** Opening Records provided block **

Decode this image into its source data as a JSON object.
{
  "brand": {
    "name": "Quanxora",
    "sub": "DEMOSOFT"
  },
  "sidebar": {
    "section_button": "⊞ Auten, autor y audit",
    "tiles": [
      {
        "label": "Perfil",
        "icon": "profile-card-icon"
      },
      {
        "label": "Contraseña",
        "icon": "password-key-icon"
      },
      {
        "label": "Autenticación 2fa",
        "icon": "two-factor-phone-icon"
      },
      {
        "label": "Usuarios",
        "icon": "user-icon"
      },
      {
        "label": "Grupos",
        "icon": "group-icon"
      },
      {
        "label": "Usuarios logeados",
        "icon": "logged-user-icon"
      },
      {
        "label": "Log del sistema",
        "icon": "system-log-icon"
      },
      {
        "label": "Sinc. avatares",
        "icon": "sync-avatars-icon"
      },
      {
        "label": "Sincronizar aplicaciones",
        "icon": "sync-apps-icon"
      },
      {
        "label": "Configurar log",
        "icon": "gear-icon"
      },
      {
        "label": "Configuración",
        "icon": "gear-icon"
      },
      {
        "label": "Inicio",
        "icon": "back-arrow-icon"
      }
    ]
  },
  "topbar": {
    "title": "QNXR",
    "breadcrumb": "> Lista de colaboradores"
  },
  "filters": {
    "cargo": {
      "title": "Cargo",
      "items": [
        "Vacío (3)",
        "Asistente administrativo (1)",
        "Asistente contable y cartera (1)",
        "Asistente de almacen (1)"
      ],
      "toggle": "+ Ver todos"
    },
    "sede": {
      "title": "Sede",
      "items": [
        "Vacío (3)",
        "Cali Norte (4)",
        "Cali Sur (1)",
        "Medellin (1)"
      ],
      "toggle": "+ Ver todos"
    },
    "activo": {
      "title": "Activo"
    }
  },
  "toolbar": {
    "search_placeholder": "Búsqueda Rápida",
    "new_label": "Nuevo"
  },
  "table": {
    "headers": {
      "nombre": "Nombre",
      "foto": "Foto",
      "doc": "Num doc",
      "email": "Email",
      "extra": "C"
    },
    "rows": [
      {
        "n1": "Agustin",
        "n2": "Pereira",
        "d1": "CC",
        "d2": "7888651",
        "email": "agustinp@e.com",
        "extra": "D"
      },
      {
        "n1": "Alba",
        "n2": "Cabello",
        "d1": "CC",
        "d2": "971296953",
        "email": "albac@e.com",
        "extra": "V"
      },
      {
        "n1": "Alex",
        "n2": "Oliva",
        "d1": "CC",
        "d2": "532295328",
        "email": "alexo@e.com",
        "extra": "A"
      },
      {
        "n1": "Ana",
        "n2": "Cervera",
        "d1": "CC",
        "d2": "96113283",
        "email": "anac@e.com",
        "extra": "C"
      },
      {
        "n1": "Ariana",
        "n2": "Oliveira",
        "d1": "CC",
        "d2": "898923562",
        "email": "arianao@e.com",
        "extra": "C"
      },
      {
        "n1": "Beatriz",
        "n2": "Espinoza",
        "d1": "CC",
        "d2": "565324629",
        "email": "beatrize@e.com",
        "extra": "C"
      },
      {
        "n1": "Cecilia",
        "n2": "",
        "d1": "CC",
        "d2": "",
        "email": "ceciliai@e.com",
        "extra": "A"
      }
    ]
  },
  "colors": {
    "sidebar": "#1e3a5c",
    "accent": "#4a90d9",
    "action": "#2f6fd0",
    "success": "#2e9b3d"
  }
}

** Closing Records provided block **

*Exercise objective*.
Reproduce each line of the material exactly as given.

*Response area*.
Decode this image into its source data as a JSON object.
{
  "brand": {
    "name": "Quanxora",
    "sub": "DEMOSOFT"
  },
  "sidebar": {
    "section_button": "⊞ Auten, autor y audit",
    "tiles": [
      {
        "label": "Perfil",
        "icon": "profile-card-icon"
      },
      {
        "label": "Contraseña",
        "icon": "password-key-icon"
      },
      {
        "label": "Autenticación 2fa",
        "icon": "two-factor-phone-icon"
      },
      {
        "label": "Usuarios",
        "icon": "user-icon"
      },
      {
        "label": "Grupos",
        "icon": "group-icon"
      },
      {
        "label": "Usuarios logeados",
        "icon": "logged-user-icon"
      },
      {
        "label": "Log del sistema",
        "icon": "system-log-icon"
      },
      {
        "label": "Sinc. avatares",
        "icon": "sync-avatars-icon"
      },
      {
        "label": "Sincronizar aplicaciones",
        "icon": "sync-apps-icon"
      },
      {
        "label": "Configurar log",
        "icon": "gear-icon"
      },
      {
        "label": "Configuración",
        "icon": "gear-icon"
      },
      {
        "label": "Inicio",
        "icon": "back-arrow-icon"
      }
    ]
  },
  "topbar": {
    "title": "QNXR",
    "breadcrumb": "> Lista de colaboradores"
  },
  "filters": {
    "cargo": {
      "title": "Cargo",
      "items": [
        "Vacío (3)",
        "Asistente administrativo (1)",
        "Asistente contable y cartera (1)",
        "Asistente de almacen (1)"
      ],
      "toggle": "+ Ver todos"
    },
    "sede": {
      "title": "Sede",
      "items": [
        "Vacío (3)",
        "Cali Norte (4)",
        "Cali Sur (1)",
        "Medellin (1)"
      ],
      "toggle": "+ Ver todos"
    },
    "activo": {
      "title": "Activo"
    }
  },
  "toolbar": {
    "search_placeholder": "Búsqueda Rápida",
    "new_label": "Nuevo"
  },
  "table": {
    "headers": {
      "nombre": "Nombre",
      "foto": "Foto",
      "doc": "Num doc",
      "email": "Email",
      "extra": "C"
    },
    "rows": [
      {
        "n1": "Agustin",
        "n2": "Pereira",
        "d1": "CC",
        "d2": "7888651",
        "email": "agustinp@e.com",
        "extra": "D"
      },
      {
        "n1": "Alba",
        "n2": "Cabello",
        "d1": "CC",
        "d2": "971296953",
        "email": "albac@e.com",
        "extra": "V"
      },
      {
        "n1": "Alex",
        "n2": "Oliva",
        "d1": "CC",
        "d2": "532295328",
        "email": "alexo@e.com",
        "extra": "A"
      },
      {
        "n1": "Ana",
        "n2": "Cervera",
        "d1": "CC",
        "d2": "96113283",
        "email": "anac@e.com",
        "extra": "C"
      },
      {
        "n1": "Ariana",
        "n2": "Oliveira",
        "d1": "CC",
        "d2": "898923562",
        "email": "arianao@e.com",
        "extra": "C"
      },
      {
        "n1": "Beatriz",
        "n2": "Espinoza",
        "d1": "CC",
        "d2": "565324629",
        "email": "beatrize@e.com",
        "extra": "C"
      },
      {
        "n1": "Cecilia",
        "n2": "",
        "d1": "CC",
        "d2": "",
        "email": "ceciliai@e.com",
        "extra": "A"
      }
    ]
  },
  "colors": {
    "sidebar": "#1e3a5c",
    "accent": "#4a90d9",
    "action": "#2f6fd0",
    "success": "#2e9b3d"
  }
}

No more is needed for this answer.